A global study led by a researcher at Columbia University Mailman School of Public Health and published in the journal Scientific Reports reveals that economic disparities at a societal level can’t be attributed solely to the poor making bad choices or the wealthy making good ones. Poor decisions were the same across all income groups, including for people who have overcome poverty.
Despite the escalating economic inequality within nations, strategies to combat it have largely fallen short, especially those centered around behavioral methodologies. It has been frequently insinuated – but not empirically verified until this study – that the decision-making habits of those in the lower income brackets might hinder the effectiveness of behavioral interventions aimed at improving upward economic mobility.

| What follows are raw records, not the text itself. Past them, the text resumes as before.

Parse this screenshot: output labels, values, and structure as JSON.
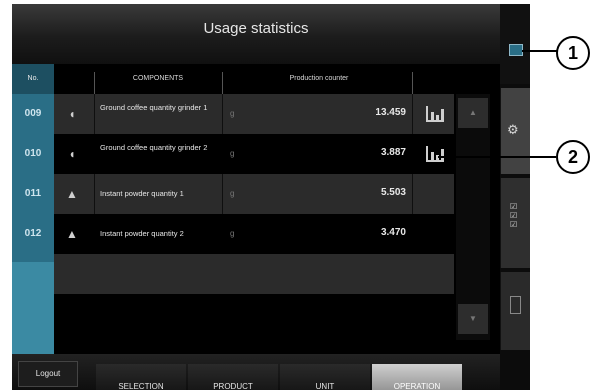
{
  "header": {
    "title": "Usage statistics"
  },
  "table": {
    "columns": {
      "no": "No.",
      "components": "COMPONENTS",
      "production": "Production counter"
    },
    "rows": [
      {
        "no": "009",
        "icon": "coffee-bean-icon",
        "name": "Ground coffee quantity grinder 1",
        "unit": "g",
        "value": "13.459",
        "has_chart": true
      },
      {
        "no": "010",
        "icon": "coffee-bean-icon",
        "name": "Ground coffee quantity grinder 2",
        "unit": "g",
        "value": "3.887",
        "has_chart": true
      },
      {
        "no": "011",
        "icon": "powder-icon",
        "name": "Instant powder quantity 1",
        "unit": "g",
        "value": "5.503",
        "has_chart": false
      },
      {
        "no": "012",
        "icon": "powder-icon",
        "name": "Instant powder quantity 2",
        "unit": "g",
        "value": "3.470",
        "has_chart": false
      }
    ]
  },
  "bottom": {
    "logout": "Logout",
    "tabs": [
      {
        "label": "SELECTION",
        "active": false
      },
      {
        "label": "PRODUCT",
        "active": false
      },
      {
        "label": "UNIT",
        "active": false
      },
      {
        "label": "OPERATION",
        "active": true
      }
    ]
  },
  "callouts": {
    "c1": "1",
    "c2": "2"
  },
  "colors": {
    "accent": "#2a6e86",
    "row_dark": "#2b2b2b"
  }
}
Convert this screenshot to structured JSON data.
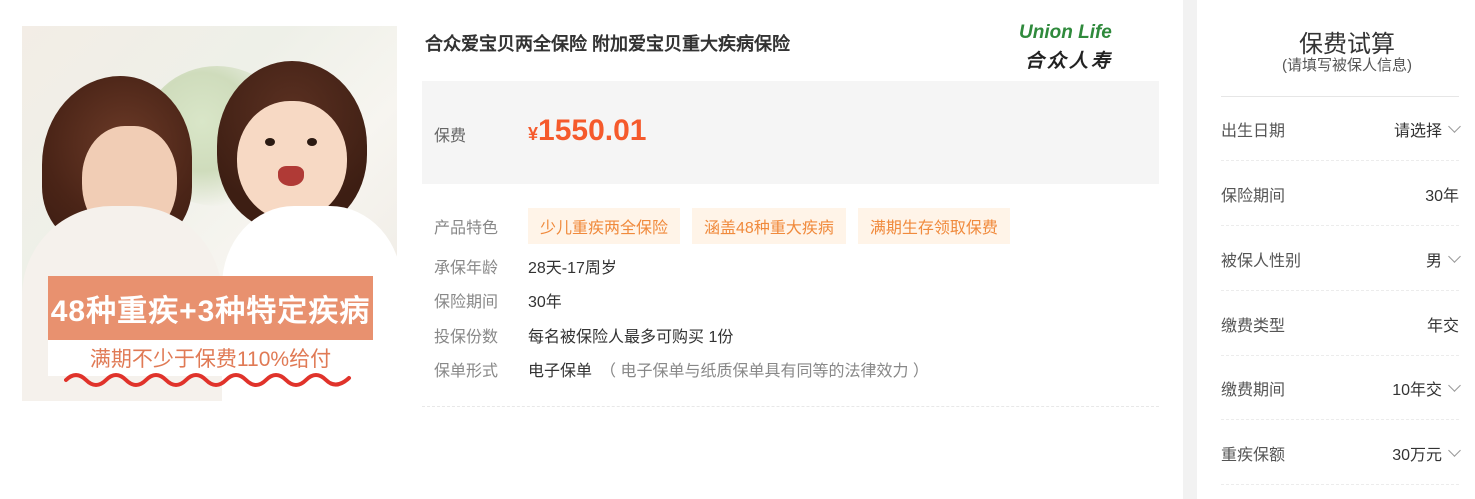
{
  "product": {
    "title": "合众爱宝贝两全保险 附加爱宝贝重大疾病保险",
    "hero": {
      "banner": "48种重疾+3种特定疾病",
      "sub_banner": "满期不少于保费110%给付"
    },
    "brand": {
      "en": "Union Life",
      "cn": "合众人寿",
      "color": "#2f8a3c"
    },
    "price": {
      "label": "保费",
      "currency": "¥",
      "amount": "1550.01",
      "color": "#f55a2c"
    },
    "features": {
      "label": "产品特色",
      "tags": [
        "少儿重疾两全保险",
        "涵盖48种重大疾病",
        "满期生存领取保费"
      ]
    },
    "attrs": [
      {
        "label": "承保年龄",
        "value": "28天-17周岁"
      },
      {
        "label": "保险期间",
        "value": "30年"
      },
      {
        "label": "投保份数",
        "value": "每名被保险人最多可购买 1份"
      },
      {
        "label": "保单形式",
        "value": "电子保单",
        "note": "（ 电子保单与纸质保单具有同等的法律效力 ）"
      }
    ]
  },
  "calculator": {
    "title": "保费试算",
    "subtitle": "(请填写被保人信息)",
    "rows": [
      {
        "label": "出生日期",
        "value": "请选择",
        "dropdown": true
      },
      {
        "label": "保险期间",
        "value": "30年",
        "dropdown": false
      },
      {
        "label": "被保人性别",
        "value": "男",
        "dropdown": true
      },
      {
        "label": "缴费类型",
        "value": "年交",
        "dropdown": false
      },
      {
        "label": "缴费期间",
        "value": "10年交",
        "dropdown": true
      },
      {
        "label": "重疾保额",
        "value": "30万元",
        "dropdown": true
      }
    ]
  }
}
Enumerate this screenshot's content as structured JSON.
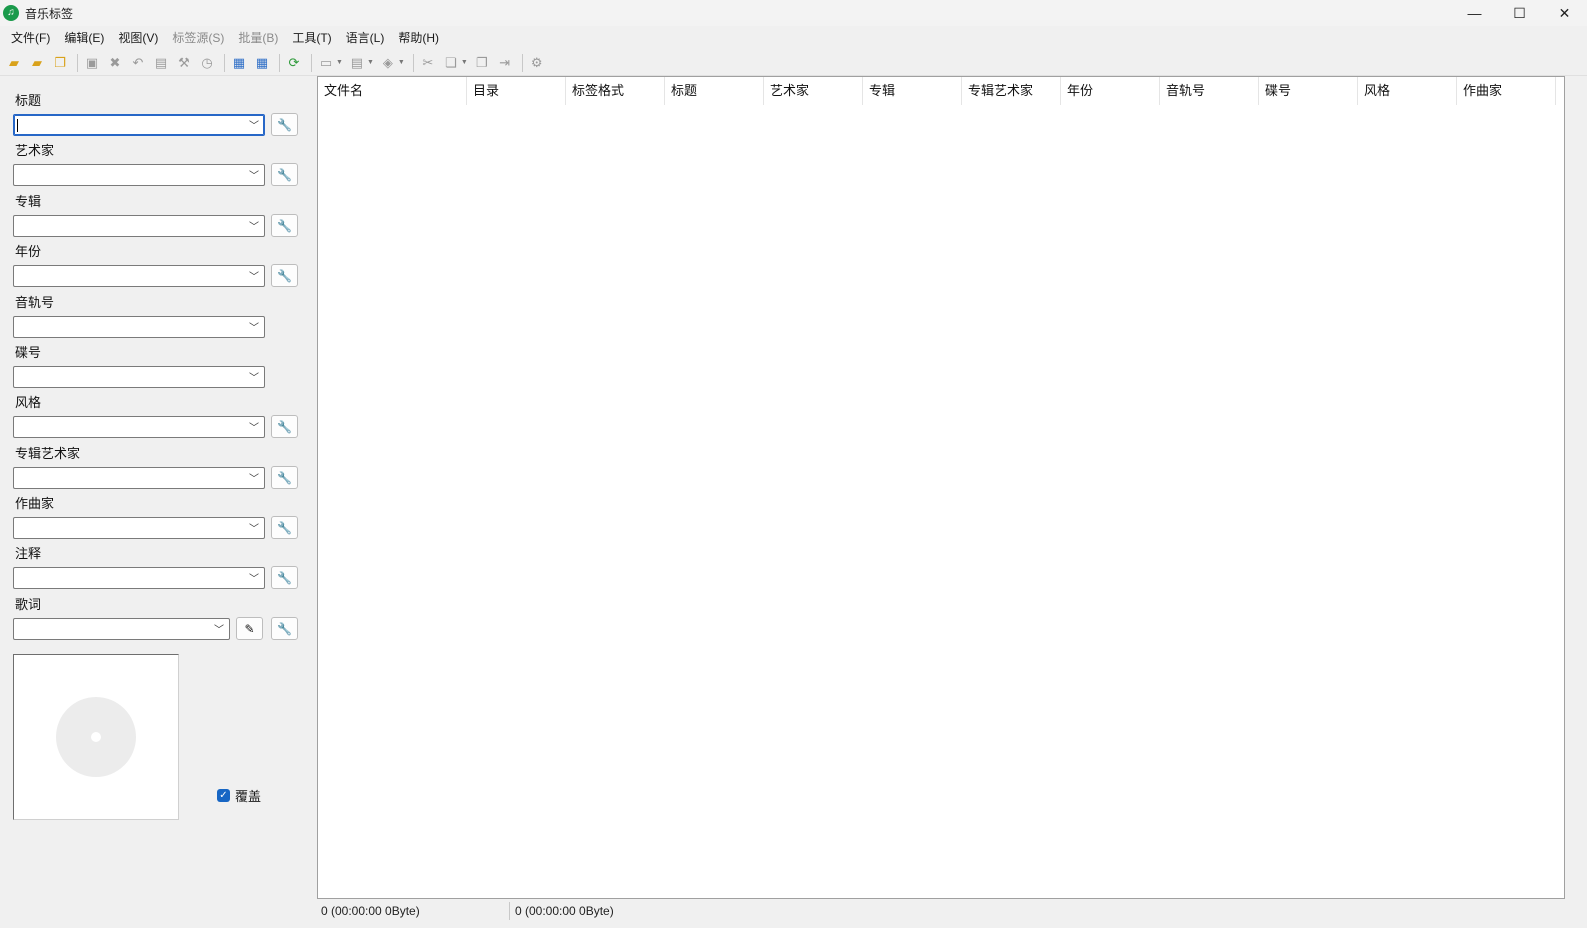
{
  "window": {
    "title": "音乐标签",
    "app_icon": "music-note-icon",
    "controls": {
      "minimize": "—",
      "maximize": "☐",
      "close": "✕"
    }
  },
  "menu": [
    {
      "label": "文件(F)",
      "enabled": true
    },
    {
      "label": "编辑(E)",
      "enabled": true
    },
    {
      "label": "视图(V)",
      "enabled": true
    },
    {
      "label": "标签源(S)",
      "enabled": false
    },
    {
      "label": "批量(B)",
      "enabled": false
    },
    {
      "label": "工具(T)",
      "enabled": true
    },
    {
      "label": "语言(L)",
      "enabled": true
    },
    {
      "label": "帮助(H)",
      "enabled": true
    }
  ],
  "toolbar": {
    "icons": [
      "open-folder-icon",
      "add-folder-icon",
      "open-files-icon",
      "save-icon",
      "delete-icon",
      "undo-icon",
      "book-icon",
      "wrench-icon",
      "history-icon",
      "grid-view-icon",
      "table-view-icon",
      "refresh-icon",
      "tag-icon",
      "text-tag-icon",
      "auto-tag-icon",
      "tools-icon",
      "copy-icon",
      "paste-icon",
      "move-icon",
      "settings-icon"
    ]
  },
  "fields": {
    "title": {
      "label": "标题",
      "value": ""
    },
    "artist": {
      "label": "艺术家",
      "value": ""
    },
    "album": {
      "label": "专辑",
      "value": ""
    },
    "year": {
      "label": "年份",
      "value": ""
    },
    "track": {
      "label": "音轨号",
      "value": ""
    },
    "disc": {
      "label": "碟号",
      "value": ""
    },
    "genre": {
      "label": "风格",
      "value": ""
    },
    "album_artist": {
      "label": "专辑艺术家",
      "value": ""
    },
    "composer": {
      "label": "作曲家",
      "value": ""
    },
    "comment": {
      "label": "注释",
      "value": ""
    },
    "lyrics": {
      "label": "歌词",
      "value": ""
    }
  },
  "overwrite": {
    "label": "覆盖",
    "checked": true
  },
  "columns": [
    "文件名",
    "目录",
    "标签格式",
    "标题",
    "艺术家",
    "专辑",
    "专辑艺术家",
    "年份",
    "音轨号",
    "碟号",
    "风格",
    "作曲家"
  ],
  "status": {
    "left": "0 (00:00:00 0Byte)",
    "right": "0 (00:00:00 0Byte)"
  }
}
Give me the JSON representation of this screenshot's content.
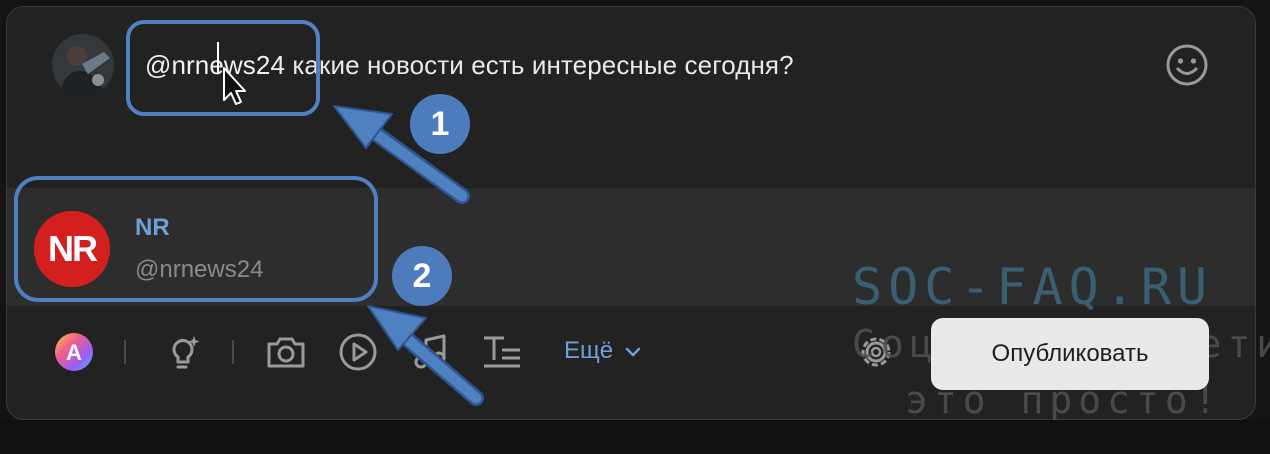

The study is based on online surveys in 22 languages with close to 5,000 participants from 27 countries in Asia, Europe, North America, and South America. Decision-making ability was measured through 10 individual biases, including (1) temporal discounting, not preferring immediate funds over larger future gains; (2) overestimation, or thinking you are better than you are at making decisions; (3) over-placement, or thinking you are better than the average person at making decisions; and (4) extremeness, or taking the “middle option” simply because it seems safer than the highest or lowest.
Taken along with related work showing that temporal discounting is tied more to the broader societal economic environment rather than individual financial circumstances, the new findings are a major validation of arguments stating that poorer individuals are not uniquely prone to cognitive biases that alone explain protracted poverty.
“Our research does not reject the notion that individual behavior and decision-making may directly relate to upward economic mobility. Instead, we narrowly conclude that biased decision-making does not alone explain a significant proportion of population-level economic inequality,” says first author Kai Ruggeri, Ph.D., assistant professor in the Department of Health Policy and Management at Columbia Public Health.
“Low-income individuals are not uniquely prone to cognitive biases linked to bad financial decisions. Instead, scarcity is more likely a greater driver of these decisions,” Ruggeri adds.
Reference: “The persistence of cognitive biases in financial decisions across economic groups” by Kai Ruggeri, Sarah Ashcroft-Jones, Giampaolo Abate Romero Landini, Narjes Al-Zahli, Natalia Alexander, Mathias Houe Andersen, Katherine Bibilouri, Katharina Busch, Valentina Cafarelli, Jennifer Chen, Barbora Doubravová, Tatianna Dugué, Aleena Asfa Durrani, Nicholas Dutra, Eduardo Garcia-Garzon, Christian Gomes, Aleksandra Gracheva, Neža Grilc, Deniz Mısra Gürol, Zoe Heidenry, Clara Hu, Rachel Krasner, Romy Levin, Justine Li, Ashleigh Marie Elizabeth Messenger, Melika Miralem, Fredrik Nilsson, Julia Marie Oberschulte, Takashi Obi, Anastasia Pan, Sun Young Park, Daria Stefania Pascu, Sofia Pelica, Maksymilian Pyrkowski, Katherinne Rabanal, Pika Ranc, Žiga Mekiš Recek, Alexandra Symeonidou, Olivia Symone Tutuska, Milica Vdovic, Qihang Yuan, and Friederike Stock, 26 June 2023, Scientific Reports.
The research was supported in part by the National Science Foundation and by Undergraduate Global Engagement at Columbia University. Additional support was provided to individual researchers from the Columbia University Office of the Provost, Masaryk University Centre for International Cooperation, and the Benjamin A. Gilman International Fund from the United States Department of State. This research was funded in part, by the UKRI. Co-authors on the study were primarily from two programs aimed at creating opportunities for students and early career researchers from all backgrounds around the world – the Junior Researcher Programme and the Global Behavioral Science initiative (GLOBES) at Columbia.